As a spatial professional of nearly 10 years, I’m keenly aware of the pay delta between Spatial and other similar fields like development or design. Every time I read a thinkpiece or snarky tweet about it, I sigh and look at my pay stub wistfully, imagining what could be.
But shortly thereafter, I move on. I don’t ever wallow in self-pity or pitch my boss for more money. I get back to work and don’t pay (heh) it much mind.
For the Vermont Center for Geographic Information “GeoEnlightenment” series, I was asked to share my personal cartography tips and tricks. To highlight my approach to designing maps, I decided to take the audience through a bad-to-better evolution of a new map.
In this post, we’ll focus on making a useful election results map for Vermont. I’ll post direct links to data sources as I go through the process.
I was casting about for map design idea one night, and my wife had a good suggestion.
You’re always replicating old maps. Why not make the map from the future?

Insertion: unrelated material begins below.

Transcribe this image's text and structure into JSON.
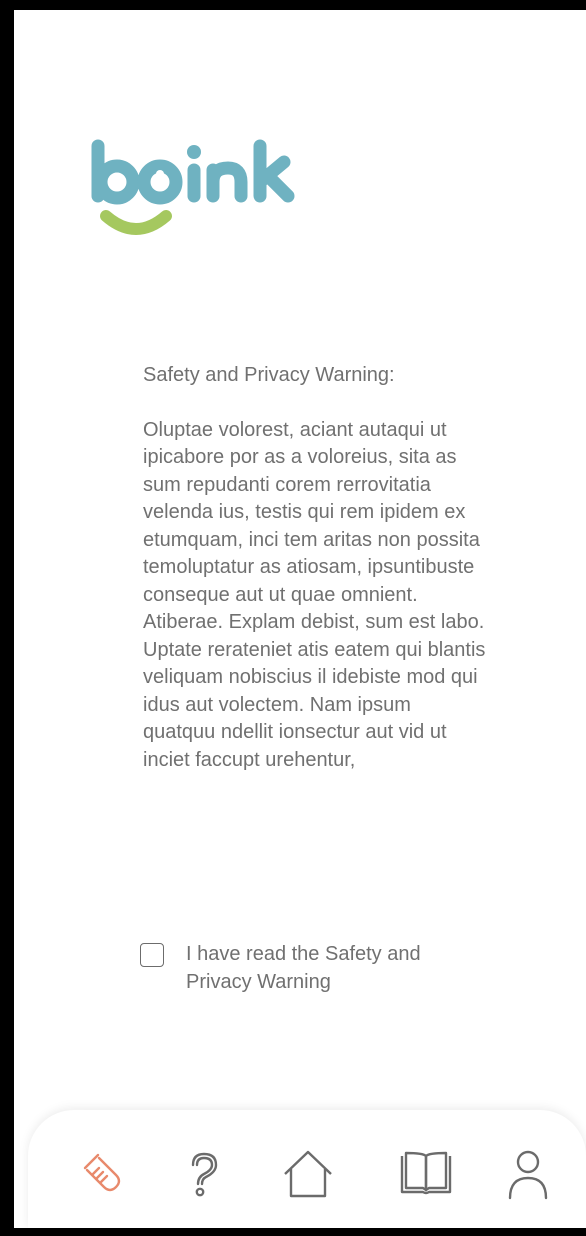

Never one to turn down a challenge, I set my imagination into motion to try to picture what a map might look like 50 years in the future.
These examples are pretty cool looking, but that’s not the vision I had for the future.
I think future digital displays will be more mundane.
This map caught my attention for several reasons. First, it aces the “squinty eye test”, which is the rapid heuristic I use to judge a map’s appearance in a few seconds.
I was browsing Pinterest for map inspiration (Pinspiration?) and got the idea to do a worldwide map layout showing the four hemispheres.
I forked the gist and started tweaking the translation settings to get snapshots of the four hemispheres. Using this Projection Explorer was a big help there.
I took those screenshots into Affinity Designer and nested them into some circles. Then I moved the circles around to create a really quick layout to see what it would look like.
And that’s how I explore a map idea on my lunch break.
I love the freedom of expression that comes from eschewing the typical data-driven approach to cartography, and mixing in additional disciplines like illustration, abstract art, or architectural design to a map.
Below are a few fun finds from across the internet, stumbled upon via Pinterest.
My attempt to summarize the proceedings, plus my own thoughts, questions, and musings.
Warning — No Lifeguard on Duty
It’s frightening to say things on the internet. We all have thoughts, opinions, and viewpoints, and we love talking about them. But when we do, we run the risk of running afoul of someone else’s thoughts, opinions, and viewpoints. When that happens, there’s no lifeguard on duty to save you.
I was reminded of this when I was having some technical issue or another a few weeks ago. I turned to my friends and colleagues in The Spatial Community for help.